Who Said That?

Maureen Staiano
 


Visitors: 174

We think thousands of thoughts each day. The trouble with that is many of them are the same thoughts, day after day. If they are upbuilding and life affirming the effect is positive. You may still experience the sensation of not being able to shut off the incessant mind chatter but at least you will feel pretty good about yourself.

On the other hand if they are negative, derogatory and self-damning thoughts the effect will predictably be a loss of confidence and self-esteem. On top of it you still experience the constant mind chatter which can be tying in the best of circumstances.

Your goal is to improve your self-confidence and self-esteem. You read hundreds of self-help books. You change your hair and your clothes. You take up exercise and watch your diet. You do everything you can think of and still you aren’t feeling the way you had hoped.

“I’ll never be good enough. ” Who said that? You did, probably a hundred or so times a day. In different ways amongst the thousands of other thoughts you think during the day. Here are some of the others:

I’m so stupid.

I never do anything right.

I don’t deserve to have good things happen.

I’ll never meet anybody.

I can’t do it.

If only I was thinner, I would be happy.

I always embarrass myself.

I am sure you have some unique ones you can add to the above list. These are the negative statements we make quietly and insidiously to ourselves. We make them so often that it takes careful listening to pick them out. They bury themselves among the background music of repetitive thoughts in our heads.

If we don’t take the initiative to recognize and redirect these thoughts, there are not enough self-help books in the world that will cause us to raise our self-esteem and confidence. Reading them will not correct the underlying belief we have that we just don’t measure up. The pervasiveness of these recurring thoughts is too great and they will override any momentary uplifting affirmations we might recite.

Step one is to pick out what your negative thoughts are. Pay attention as you move throughout your day. These kinds of thoughts will often pop up when you are under stress or facing a new situation. Take note. If you can redirect the negative self-talk in the moment to a more positive statement do so. If you need to wait until later this does not let you off the hook. Take a moment at the end of the day and note the circumstances that triggered the negative thoughts.

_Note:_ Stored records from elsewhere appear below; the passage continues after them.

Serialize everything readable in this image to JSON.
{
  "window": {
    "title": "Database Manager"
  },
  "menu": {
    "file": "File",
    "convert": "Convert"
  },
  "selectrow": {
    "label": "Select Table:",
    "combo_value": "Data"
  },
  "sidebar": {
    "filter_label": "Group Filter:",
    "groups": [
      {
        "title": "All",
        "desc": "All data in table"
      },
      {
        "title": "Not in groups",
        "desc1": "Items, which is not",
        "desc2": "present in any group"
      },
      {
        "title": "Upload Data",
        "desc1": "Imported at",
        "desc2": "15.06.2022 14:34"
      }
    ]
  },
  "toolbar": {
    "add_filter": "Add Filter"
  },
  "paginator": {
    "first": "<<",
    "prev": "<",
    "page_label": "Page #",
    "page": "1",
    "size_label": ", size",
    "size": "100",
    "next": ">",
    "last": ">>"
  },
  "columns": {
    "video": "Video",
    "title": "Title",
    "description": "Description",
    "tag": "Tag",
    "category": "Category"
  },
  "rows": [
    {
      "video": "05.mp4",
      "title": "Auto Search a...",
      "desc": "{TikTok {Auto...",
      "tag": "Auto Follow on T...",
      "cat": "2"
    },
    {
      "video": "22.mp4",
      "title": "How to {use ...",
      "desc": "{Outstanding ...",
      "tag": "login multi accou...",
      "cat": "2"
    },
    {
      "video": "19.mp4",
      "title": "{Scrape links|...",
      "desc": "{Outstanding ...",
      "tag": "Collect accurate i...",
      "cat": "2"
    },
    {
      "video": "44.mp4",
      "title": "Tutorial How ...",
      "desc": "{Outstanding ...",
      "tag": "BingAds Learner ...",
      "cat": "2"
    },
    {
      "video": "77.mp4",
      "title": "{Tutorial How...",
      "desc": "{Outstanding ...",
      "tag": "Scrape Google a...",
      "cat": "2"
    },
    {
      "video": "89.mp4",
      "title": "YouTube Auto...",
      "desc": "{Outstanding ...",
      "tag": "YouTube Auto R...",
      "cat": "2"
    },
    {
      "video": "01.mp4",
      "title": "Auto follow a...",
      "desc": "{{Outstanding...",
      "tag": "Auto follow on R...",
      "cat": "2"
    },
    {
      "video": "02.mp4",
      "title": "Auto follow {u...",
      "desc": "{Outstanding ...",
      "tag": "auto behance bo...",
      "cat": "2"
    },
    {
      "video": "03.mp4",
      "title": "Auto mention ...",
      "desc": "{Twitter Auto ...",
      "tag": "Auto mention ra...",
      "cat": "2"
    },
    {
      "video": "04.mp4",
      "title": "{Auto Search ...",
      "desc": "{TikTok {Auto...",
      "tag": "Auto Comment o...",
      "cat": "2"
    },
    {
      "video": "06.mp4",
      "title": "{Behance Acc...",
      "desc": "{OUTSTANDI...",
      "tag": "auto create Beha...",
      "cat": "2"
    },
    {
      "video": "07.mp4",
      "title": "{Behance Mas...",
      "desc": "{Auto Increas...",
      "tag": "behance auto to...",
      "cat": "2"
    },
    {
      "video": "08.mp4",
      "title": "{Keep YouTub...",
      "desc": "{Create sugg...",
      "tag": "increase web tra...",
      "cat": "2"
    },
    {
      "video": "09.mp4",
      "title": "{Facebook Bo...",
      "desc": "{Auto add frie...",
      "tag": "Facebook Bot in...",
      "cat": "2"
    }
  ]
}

Step two is to get an accurate perspective on the negative thoughts. Rarely are “always" and “never" type statements accurate; neither are the broad sweeping statements of I’m stupid, I’m worthless or I can’t. More often you may have some weaknesses in certain areas. You also have some strengths. Acknowledge them both, for if you can do that you can take steps to build up the areas where you feel a little weak.

Acknowledging the areas that you might choose to work on empowers you. The choice is in your hands. Having a weak area, an area in which you are not as confident does not define you as stupid or worthless. It does however provide you with useful information about a certain area of your life. You can then change your experience regarding that area by doing what it takes to change your weakness to strength.

If social situations or public speaking are your weakness, there are clubs that help you to increase your communication skills. If you are unsure of how to reach your goals it doesn’t mean you can never do anything right, perhaps you could use the service of a life or career coach.

Step three is to replace the negative thought with positive ones. When replacing the negative thoughts get specific. Instead of “I’m so stupid” try “I don’t know how to do that but my friend Anne knows a lot about it. I can ask her for help. ”

Make any positive affirmations you use specific as well. I trust that I will find the job that will allow me to practice my skills and unique attributes in a way that I can be of the greatest help is better than, I trust I will get a job.

Negative self-talk day after day is destructive. If you are the one repeating negative thoughts it is your choice and your responsibility to change. If you challenge yourself to make the change you will start to experience improving self-confidence and self-esteem. Something you wanted all along.

Maureen Staiano is a Life Coach specializing in working with women and the unique and challenging transitions we face in our lives. Please visit Maureen at: http://www.achieveyourdreamcoaching.com/

(880)

Article Source:


 
Rate this Article: 
 
Who Said That?
Rated 4 / 5
based on 5 votes
ArticleSlash

Related Articles: